Chicago, where winter makes us strong

Fort Lauderdale sales pitch leaves us cold

It was 79 and partly sunny in Fort Lauderdale on Thursday.

So?

So what that Fort Lauderdalians were cruising the roads with the top down while Chicago was enjoying a little precipitation? OK, sticklers might prefer the word "sleet," but whatever.

Anyway, my dear Fort Lauderdalians, it's not even cold here. It was so warm Thursday that when I stepped off the curb to get in my car, I plunged into slush up to my ankles. Cold? Cold is when that curbside mess is 100 percent ice mixed with dog poop.

So who needs Fort Lauderdale?

The Greater Fort Lauderdale Convention & Visitors Bureau (sunny.org) thinks we do, and on Wednesday it dispatched its beachmobile to Pioneer Court, next to Tribune Tower, to convince us.

Inside the beachmobile, a live man in swim trunks batted a beach ball around with a live woman in a bikini. On an outdoor beach chair, near the live beach cam broadcast, lounged an ice sculpture of a bikini-clad babe. Another ice figure did a headstand on a paddle board, an ancient Hindu practice known as yoga boarding.

Encased in a big ice block was yet another bikini. Passers-by were encouraged to stand behind it to be photographed, creating the illusion — chuckles — that they were wearing the teensy suit.

My dear Fort Lauderdalians — Lauderdites? — trust me. You do not want to see Chicago bodies in bikinis on your beaches this time of year. The sight of so much Chicago winter blubber would chase your visiting Canadians straight to Mexico.

"Want me to take your photo?" one of the beachmobile promoters chirped as I walked past. She smiled as if to say what could be more hilarious than me in a bikini in Chicago in February?

I unzipped my 550-goose-fill down coat with a defiant flourish.

"No, thanks!" I said. In Chicago in the winter, an unzipped coat is as liberating as any bikini.

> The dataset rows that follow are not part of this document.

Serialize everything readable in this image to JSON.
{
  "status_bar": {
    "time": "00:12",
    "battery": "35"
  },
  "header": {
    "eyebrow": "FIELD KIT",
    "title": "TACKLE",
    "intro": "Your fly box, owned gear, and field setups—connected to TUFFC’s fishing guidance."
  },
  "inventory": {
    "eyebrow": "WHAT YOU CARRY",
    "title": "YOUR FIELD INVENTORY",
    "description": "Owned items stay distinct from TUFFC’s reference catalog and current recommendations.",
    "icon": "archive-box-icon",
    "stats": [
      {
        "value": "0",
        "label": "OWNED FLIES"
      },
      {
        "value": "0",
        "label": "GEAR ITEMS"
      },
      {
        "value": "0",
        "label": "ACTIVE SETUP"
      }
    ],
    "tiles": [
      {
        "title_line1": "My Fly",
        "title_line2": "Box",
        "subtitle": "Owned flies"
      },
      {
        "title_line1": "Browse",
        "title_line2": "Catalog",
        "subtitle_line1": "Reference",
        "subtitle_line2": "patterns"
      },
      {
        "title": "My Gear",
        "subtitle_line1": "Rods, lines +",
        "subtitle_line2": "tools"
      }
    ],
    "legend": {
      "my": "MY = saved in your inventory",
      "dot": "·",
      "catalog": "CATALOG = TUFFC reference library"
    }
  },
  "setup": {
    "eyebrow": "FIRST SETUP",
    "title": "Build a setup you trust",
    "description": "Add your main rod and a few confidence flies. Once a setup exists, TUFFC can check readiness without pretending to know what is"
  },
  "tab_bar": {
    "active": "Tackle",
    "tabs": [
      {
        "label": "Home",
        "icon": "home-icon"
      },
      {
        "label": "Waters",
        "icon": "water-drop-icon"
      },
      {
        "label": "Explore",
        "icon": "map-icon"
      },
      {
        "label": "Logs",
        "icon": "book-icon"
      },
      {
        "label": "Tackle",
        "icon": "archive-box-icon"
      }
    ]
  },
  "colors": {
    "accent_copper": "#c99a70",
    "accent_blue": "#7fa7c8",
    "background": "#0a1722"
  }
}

Why is it that people in places like Fort Lauderdale — by which I mean places made soft by too much sun and too few clothes — think Chicagoans want to escape the very thing that makes Chicago Chicago — by which I mean winter?

"Why would a Chicagoan want to come to Fort Lauderdale in the winter?" I asked Francine Mason, a spokeswoman for the Greater Fort Lauderdale Convention & Visitors Bureau.

She laughed. "That's funny," she said.

Funny? No, funny is Chicago people in bikinis in February.

Look, maybe we would like to get away from this wintry slop. But don't tell us we do. It's like talking trash about someone else's family; family members can do it, but anybody else gets punched.

"We're not saying move here," Mason said. "Just take a break."

Mason was very nice, but why shouldn't she be? It was 79 degrees out. She admitted that while years in Fort Lauderdale haven't erased her New York accent, they have vanquished her inner winter warrior.

"Once you live here for quite a while," she said, "anything below 70 feels cold."

See, this is our problem. Here in Chicago, we believe in the fortifying nature of winter. We find our comfort, our meaning, our identity, not in surf and sand but in the belief that anything below 32 makes us strong.

So, Fort Lauderdale, we'd like to extend an invitation. Come to Chicago. In February. We'll be sending our slushmobile down your way. You can pose in ugly, puffy jackets and heavy boots and feel what it's like to grow some winter spine.

For more, visit us at http://www.bleepinfreezin.org, where our slush cam is on 24 hours a day until May.

mschmich@tribune.com

Featured Stories